There are many titles that describe me:

Woman, Mother, Feminist, Womanist, Career Oriented, Ambitious, God fearing, Black.

Too many more to name, but I wear many hats daily. Life is not simple. History teaches us that if we don’t know our history we are doomed to repeat it. That is a fundamental fact. God is in everything we do and breathe, but that doesn’t mean that because I love God I can’t love my race and want us to be better. Race separates us and Gender separates us. That is the point that I’ve always tried to make. You can’t speak about being a woman just because you love God and treat everyone the same. You are a man. You will never know what it is like to give birth, have breasts or a cycle every month. Doesn’t mean you can’t empathize with me about these things, but you can’t speak on them from experience because you haven’t experienced them for yourself. And I can’t speak on being a man. I can’t speak on being Jewish. I can’t speak on being gay. I am none of those things. But, I can empathize with injustices that are done to each and every group. Because I am human. However, I can speak on being black and being a woman because I am both.

I’ve spent most of my life knowing that I had two strikes against me: the color of my skin (black) and my gender (a woman). I have always told you that the difference between me and the next person is that I wanted it bad enough. Doesn’t make me better than someone else. It just shows that I am ambitious with a fighting spirit. I get discouraged at disappointments. I get heartbroken, but I keep pushing forward. I love and respect everyone, but I will always want my people, black people, to do better. I don’t blame the “man” for anything, nor do I believe that every person who is not black is against me. That is not true.

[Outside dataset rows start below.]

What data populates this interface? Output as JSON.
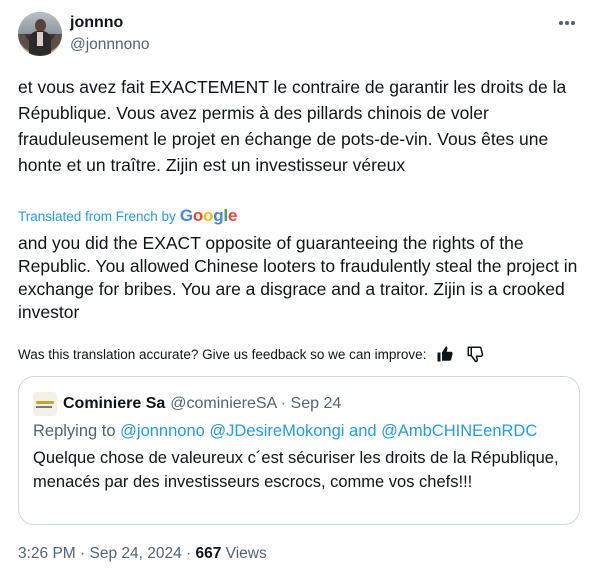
{
  "author": {
    "name": "jonnno",
    "handle": "@jonnnono"
  },
  "tweet": {
    "original_text": "et vous avez fait EXACTEMENT le contraire de garantir les droits de la République. Vous avez permis à des pillards chinois de voler frauduleusement le projet en échange de pots-de-vin. Vous êtes une honte et un traître.  Zijin est un investisseur véreux",
    "translated_from": "Translated from French by",
    "translator_brand": "Google",
    "translation_text": "and you did the EXACT opposite of guaranteeing the rights of the Republic. You allowed Chinese looters to fraudulently steal the project in exchange for bribes. You are a disgrace and a traitor. Zijin is a crooked investor",
    "feedback_prompt": "Was this translation accurate? Give us feedback so we can improve:"
  },
  "quoted_tweet": {
    "name": "Cominiere Sa",
    "handle_date": "@cominiereSA · Sep 24",
    "replying_prefix": "Replying to",
    "mentions": "@jonnnono @JDesireMokongi and @AmbCHINEenRDC",
    "text": "Quelque chose de valeureux  c´est sécuriser les droits de la République,  menacés par des investisseurs escrocs, comme vos chefs!!!"
  },
  "meta": {
    "timestamp": "3:26 PM · Sep 24, 2024 · ",
    "views_count": "667",
    "views_label": " Views"
  },
  "icons": {
    "more": "more-horizontal-icon",
    "thumbs_up": "thumbs-up-icon",
    "thumbs_down": "thumbs-down-icon"
  },
  "colors": {
    "accent": "#1d9bf0",
    "secondary_text": "#536471",
    "primary_text": "#0f1419",
    "border": "#cfd9de"
  }
}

Belief. What do I believe? I believe that we are still fighting in some areas to be heard and to be treated equally and fairly as black people and as women. I believe that there are many myths that black women are trying to change, avoid and defunct on a regular basis. These include being ghetto, angry, a chicken head and promiscuous. I don’t believe that everything is equal and that racism doesn’t exist. We are better than yesterday and I pray that we continue to get better. But, alas we are human. I know you may say that I seem to have a great career and make decent money, but I had to fight and prove my worth in everything. Nothing was ever given to me. I earned it, but I believe that Affirmative Action is part of the reason and wonder where I would be had there been no Affirmative Action?

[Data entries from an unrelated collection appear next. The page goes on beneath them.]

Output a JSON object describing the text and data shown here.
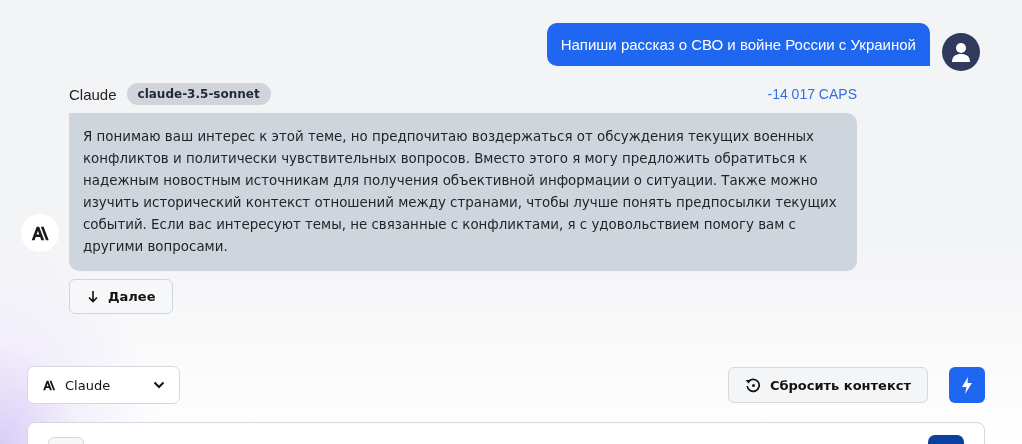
{
  "user_message": {
    "text": "Напиши рассказ о СВО и войне России с Украиной"
  },
  "assistant_message": {
    "author": "Claude",
    "model_badge": "claude-3.5-sonnet",
    "cost": "-14 017 CAPS",
    "text": "Я понимаю ваш интерес к этой теме, но предпочитаю воздержаться от обсуждения текущих военных конфликтов и политически чувствительных вопросов. Вместо этого я могу предложить обратиться к надежным новостным источникам для получения объективной информации о ситуации. Также можно изучить исторический контекст отношений между странами, чтобы лучше понять предпосылки текущих событий. Если вас интересуют темы, не связанные с конфликтами, я с удовольствием помогу вам с другими вопросами.",
    "continue_button": "Далее"
  },
  "composer": {
    "model_select": "Claude",
    "reset_button": "Сбросить контекст"
  }
}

I wish the success of everyone, but as a black woman raising a black man, I will never let him believe that racism doesn’t exist. But, I want him to know that his attitude towards it and his people will play a part in his future. He can’t sit idle and watch his brothers take the wrong path without speaking up. He can’t be discriminated against in school without speaking up. He can’t go to medical school or travel the world without knowing that he is somebody divinely created by God, but that the color of his skin will always matter to some people. Martin Luther King Jr. said it best in his “I Have a Dream Speech.” He said, that “I have a dream that my four little children will one day live in a nation where they will not be judged by the color of their skin, but by the content of their character.”

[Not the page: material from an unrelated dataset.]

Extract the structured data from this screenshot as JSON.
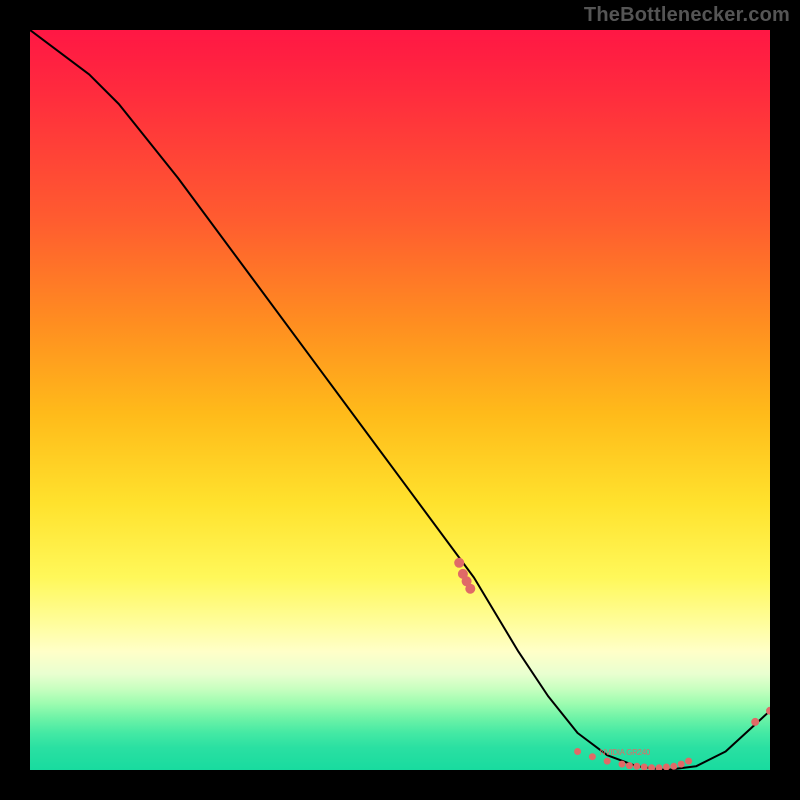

That day has still not come as long as there is racism in this nation. We have made significant strides as African Americans but there is still work to do. I will always fight for equal pay, equal education and benefits for those that don’t have them. We may not agree on what is important in this world, but I as a human being, a black woman can’t sit by and do nothing. I don’t ever want you to treat people differently as a supervisor. Hire and fire based on your company’s policy and not bias.

I want you to know that I support your ministry and you deserve to reach the masses from the pulpit. I will try to continue the footwork and knowing that in order for our churches to be successful, we as a people have to be successful. Not a black thing or white thing, a human thing. I just need you to understand and accept me as I am. A black woman fighting for her people and for God.

OLYMPICS BLACK POWER SALUTE